University of Washington Bothell
Technology Advisory Committee
December 16, 2010
Attending: Andreas Brockhaus, Eric Chan, Brian Fletcher, David Goldstein, Ted Hiebert, David Lane, Sarah Leadley, Lane McKittrick, Tim Rhoades, Joe Shelley, and Betsy Tippens,
Absent: Carol Leppa, Lindsey Wille, and IRSC representative
Introduction and Role of the Committee:
The Technology Advisory Committee (TAC) has been formed in response to the expanding role of technology on campus and the need for a broader campus conversation related to technology. The role of committee is to provide recommendations and advice regarding technology strategic direction, planning, and policy.
The committee was asked to think broadly as we engage with this work. Committee members come from a wide variety of campus constituents and have a diversity of viewpoints. However, the membership is not representative of every group on campus. The committee will work intentionally to engage the campus frequently in order to include as many voices as possible in our recommendations. Although much of the committee’s work will involve academic technology, it is important to note that our focus will include administrative technologies that have a broad impact as well.
TAC is advisory to the Assistant Vice Chancellor for Information Technologies, Betsy Tippens. Betsy will take recommendations to Academic Council, Cabinet, or the Chancellor's Executive Committee as appropriate.
How do we communicate internally within the committee?
The committee decided to use email for communication regarding logistics. A distribution list, TAC@uwb.edu, has been set up for this purpose
For sharing and collaborating on documents, as well as for online discussions, the committee will use Blackboard. Andreas Brockhaus will setup a course for the committee’s use.
How do we communicate with the rest of the campus?
After discussion, the committee decided that a multi-pronged approach was important. We will maintain a list of communication venues and tools, and determine an appropriate approach or set of approaches for each communication. For example, a tool with a “broadcast mentality” would work best for simply sharing information, but a more collaborative tool would be necessary for obtaining feedback and input. Sarah Leadley said that the Library had developed a preliminary list of marketing outlets that we could use a starting point. It was also decided that in-person announcement and information sharing sessions should be used as often as possible. Eric Chan mentioned that ASUWB has regular events that have been successful at getting information to students.

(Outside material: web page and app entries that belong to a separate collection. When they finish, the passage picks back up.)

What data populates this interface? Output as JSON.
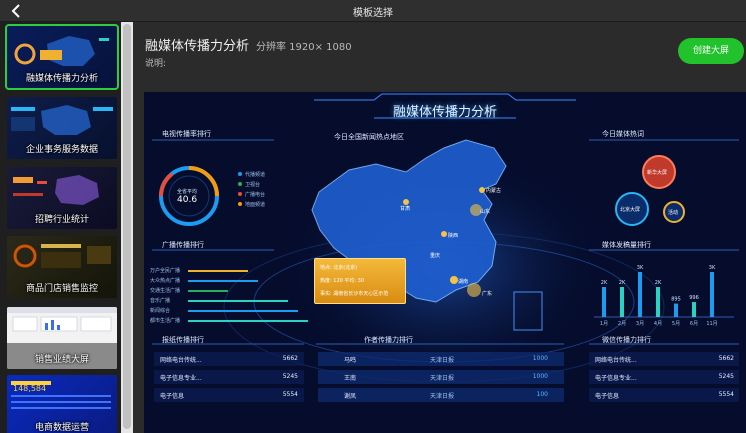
{
  "header": {
    "title": "模板选择"
  },
  "sidebar": {
    "templates": [
      {
        "label": "融媒体传播力分析",
        "active": true
      },
      {
        "label": "企业事务服务数据",
        "active": false
      },
      {
        "label": "招聘行业统计",
        "active": false
      },
      {
        "label": "商品门店销售监控",
        "active": false
      },
      {
        "label": "销售业绩大屏",
        "active": false
      },
      {
        "label": "电商数据运营",
        "active": false
      }
    ],
    "thumb_stat": "148,584"
  },
  "main": {
    "title": "融媒体传播力分析",
    "resolution": "分辨率 1920× 1080",
    "description_label": "说明:",
    "create_button": "创建大屏"
  },
  "preview": {
    "title": "融媒体传播力分析",
    "tv_rank": {
      "title": "电视传播率排行",
      "gauge_label": "全省平均",
      "gauge_value": "40.6",
      "legend": [
        "代播频道",
        "卫视台",
        "广播电台",
        "地面频道"
      ]
    },
    "map": {
      "title": "今日全国新闻热点地区",
      "popup": [
        "地点: 北京(北京)",
        "热度: 120    平均: 30",
        "事实: 湖南省长沙市天心区示范"
      ],
      "cities": [
        "内蒙古",
        "甘肃",
        "陕西",
        "山东",
        "湖南",
        "广东",
        "重庆"
      ]
    },
    "media_today": {
      "title": "今日媒体热词",
      "bubbles": [
        "新华大屏",
        "北京大屏",
        "活动"
      ]
    },
    "radio_rank": {
      "title": "广播传播排行",
      "rows": [
        "万户全民广播",
        "大众热点广播",
        "交通生活广播",
        "音乐广播",
        "新闻综合",
        "都市生活广播"
      ]
    },
    "media_rank": {
      "title": "媒体发稿量排行",
      "bars": [
        {
          "label": "1月",
          "value": 2,
          "text": "2K"
        },
        {
          "label": "2月",
          "value": 2,
          "text": "2K"
        },
        {
          "label": "3月",
          "value": 3,
          "text": "3K"
        },
        {
          "label": "4月",
          "value": 2,
          "text": "2K"
        },
        {
          "label": "5月",
          "value": 0.895,
          "text": "895"
        },
        {
          "label": "6月",
          "value": 0.996,
          "text": "996"
        },
        {
          "label": "11月",
          "value": 3,
          "text": "3K"
        }
      ]
    },
    "news_rank": {
      "title": "报纸传播排行",
      "rows": [
        {
          "name": "网络电台传统...",
          "value": "5662"
        },
        {
          "name": "电子信息专业...",
          "value": "5245"
        },
        {
          "name": "电子信息",
          "value": "5554"
        }
      ]
    },
    "author_rank": {
      "title": "作者传播力排行",
      "rows": [
        {
          "name": "马鸣",
          "org": "天津日报",
          "value": "1000"
        },
        {
          "name": "王南",
          "org": "天津日报",
          "value": "1000"
        },
        {
          "name": "谢凤",
          "org": "天津日报",
          "value": "100"
        }
      ]
    },
    "wechat_rank": {
      "title": "微信传播力排行",
      "rows": [
        {
          "name": "网络电台传统...",
          "value": "5662"
        },
        {
          "name": "电子信息专业...",
          "value": "5245"
        },
        {
          "name": "电子信息",
          "value": "5554"
        }
      ]
    }
  }
}
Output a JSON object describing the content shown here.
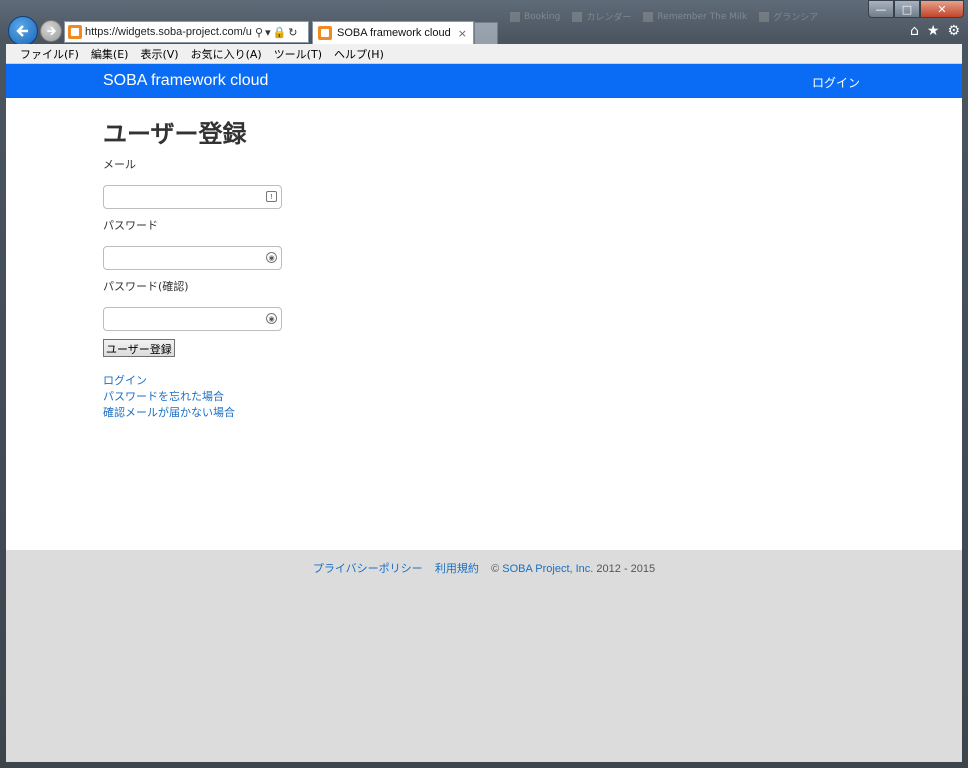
{
  "browser": {
    "url": "https://widgets.soba-project.com/u",
    "tab_title": "SOBA framework cloud",
    "tab_close": "×",
    "faded_favorites": [
      "Booking",
      "カレンダー",
      "Remember The Milk",
      "グランシア"
    ]
  },
  "menubar": {
    "items": [
      "ファイル(F)",
      "編集(E)",
      "表示(V)",
      "お気に入り(A)",
      "ツール(T)",
      "ヘルプ(H)"
    ]
  },
  "navbar": {
    "brand": "SOBA framework cloud",
    "login": "ログイン"
  },
  "form": {
    "title": "ユーザー登録",
    "email_label": "メール",
    "password_label": "パスワード",
    "password_confirm_label": "パスワード(確認)",
    "submit_label": "ユーザー登録"
  },
  "links": {
    "login": "ログイン",
    "forgot_password": "パスワードを忘れた場合",
    "no_confirmation_mail": "確認メールが届かない場合"
  },
  "footer": {
    "privacy": "プライバシーポリシー",
    "terms": "利用規約",
    "copyright_symbol": "©",
    "company": "SOBA Project, Inc.",
    "years": "2012 - 2015"
  },
  "colors": {
    "navbar": "#0a6cf5",
    "link": "#1a6fc4",
    "footer_bg": "#dcdcdc"
  }
}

The committee discussed a TAC website and agreed that it would be useful for dissemination of information about committee activities. After some discussion of its place within the UWB website, the committee decided it should be housed on the IT site, and at the top level within that site. Information to post on the website includes:
- Link to the Technology and Teaching Innovation Task Force recommendations
- Reports, actions, and recommendations of the committee
- Links to other technology-related resources, including the Horizon Report and EDUCAUSE.
Joe Shelley had already created a very preliminary site, and he will continue to post content for the TAC website. David Lane offered to help as well.
Betsy suggested that we’ll try a variety of communication methods as we work through the year. It is likely that our methods will evolve as we move forward and get more experience with our communication processes.
Overview of the coming year’s issues:
Several issues had been listed on the agenda as ones that IT staff have already identified. These are:
- Budget proposals
- Development of a Learning Technologies/online learning roadmap
o Learning Management System future
o Campus strategies for hybrid courses
o Cloud services
- Guidelines for reusing computer equipment
- Guidelines for allocation of equipment replacement funds
Betsy asked the committee what additional issues we should address this year. These were suggested:
- Training and support issues, particularly faculty development as it relates to changes in campus technology; for example, a potential increase in hybrid courses.
- Issues related to mobile devices, including security issues, use in class, and bandwidth.
- Support for off-site locations such as the ELC in Bellevue.
- Support for centers, fee-based programs, research work, and other activities not funded by state dollars.
- The expansion of digital media work and how to coordinate support and efforts across various academic programs.
- Paperless office initiatives
The committee needs to prioritize all of these issues and determine which ones to work on this year.
Parking Lot (for later discussion):
- What “technology” is in the purview of our group? Lab equipment? Calculators?